Chances are when a Hernando County commissioner said Tuesday that budget "Armageddon" is upon us, you barely took notice.
By now, we've all become numb to cries of public funding distress and assume that behind all of them is some amount of political posturing and poor-mouthing.
And because things are bad all over, especially in this flat-busted state, maybe you assume Hernando is no more strapped than any other Florida county.
But I'm here to tell you that, even though some commissioners may in fact have been trying to scare either voters or the county's constitutional officers, the distress is real and so is the possibility of shutting down entire departments.
Not only that, our county has lost more tax revenue in recent years — and made up less of it by increasing property tax rates — than all but a few counties in Florida.
The first clue, not exactly a subtle one, is the headline stripped across the top of Wednesday's Pasco Times: "County agrees to tax hike."
Actually, Pasco commissioners on Tuesday quietly agreed to a possible roll-back property tax rate — not actually an increase for most homeowners, just enough of an increase in the tax rate to compensate for the anticipated loss in revenue caused by falling property values. This would be the second time since 2009 the Pasco commission has approved the roll-back rate, said county budget director Mike Nurrenbrock, who was able to convince commissioners that the rate was needed to keep services from crumbling.
"At a certain point, it gets to be a quality of life issue," Nurrenbrock said.
In Hernando, meanwhile, the commission seems poised to resist anything close to the roll-back rate, which has been the case ever since tax revenues started plunging in 2008.
Combined with possible Medicaid repayments to the state and a loss of library grants the county has relied upon heavily in recent years, here is what this will probably mean:
Neglected parks, shuttered libraries, crippled Code Enforcement, more Animal Services horror stories — a county that, when it comes to providing the kind of basic services that help lure investors and new residents, will lose even more ground, not only to its immediate neighbor, but also to counties throughout the state.
Since 2009, the Florida Association of Counties has compiled charts showing how much property values have declined each year and how much property tax rates have increased to compensate.
Basically, it's a measure of how bad the bleeding is and how much county commissions have done to stop it. And it makes the good doctors on the Hernando commission look like the type who are only interested in chatting about their golf games while standing knee deep in gore.
In 2009, the gap between the amount the county expected to raise from its millage rate was 21 percent below the roll-back rate, eighth-highest of 67 counties in the state.

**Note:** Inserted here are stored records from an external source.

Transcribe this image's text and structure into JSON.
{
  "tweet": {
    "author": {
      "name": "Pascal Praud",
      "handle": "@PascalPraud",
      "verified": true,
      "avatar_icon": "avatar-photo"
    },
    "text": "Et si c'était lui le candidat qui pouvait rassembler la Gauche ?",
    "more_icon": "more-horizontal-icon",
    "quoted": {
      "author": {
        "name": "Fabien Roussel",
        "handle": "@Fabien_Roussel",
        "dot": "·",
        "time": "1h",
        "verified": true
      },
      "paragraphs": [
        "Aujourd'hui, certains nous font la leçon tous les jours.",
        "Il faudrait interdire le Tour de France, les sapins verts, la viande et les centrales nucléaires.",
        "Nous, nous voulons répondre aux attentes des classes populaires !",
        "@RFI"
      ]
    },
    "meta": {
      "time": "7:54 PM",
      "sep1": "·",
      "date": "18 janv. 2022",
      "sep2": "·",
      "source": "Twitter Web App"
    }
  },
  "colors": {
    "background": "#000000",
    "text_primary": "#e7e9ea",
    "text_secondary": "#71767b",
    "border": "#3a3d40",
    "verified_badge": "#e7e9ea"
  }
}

The next year, its ranking was the same. And last year, despite a slight increase in the property tax rate, the gap was still the fifth-highest in Florida.
This is not a complete funding comparison. But it corresponds not only to the news from Pasco but also to a recent report from Florida TaxWatch that showed per-capita tax revenue in Hernando is among the very lowest in the state.
What's the explanation, other than that the foreclosure crisis and sinkhole claims have driven down prices here even more steeply than in most of Florida?
Well, for one thing, we lack Pasco's steady leadership — a county administrator and budget chief who have served for decades and whose advice about the county's needs carries real weight with the public and commissioners.
And even though, obviously, we have no monopoly on no-new-taxes demagogy — boy, we sure have our share.
It's the fallback strategy of two of our commissioners, Wayne Dukes and Jim Adkins. And you have to feel for a more responsible commissioner, such as John Druzbick, who faces a Republican primary battle with Jason Sager, who in a flier for an upcoming fundraiser promises to bring "More Liberty, Less Government to Hernando County!"
Don't be fooled. At this point, anyone who calls for shrinking our local government is really talking about destroying it.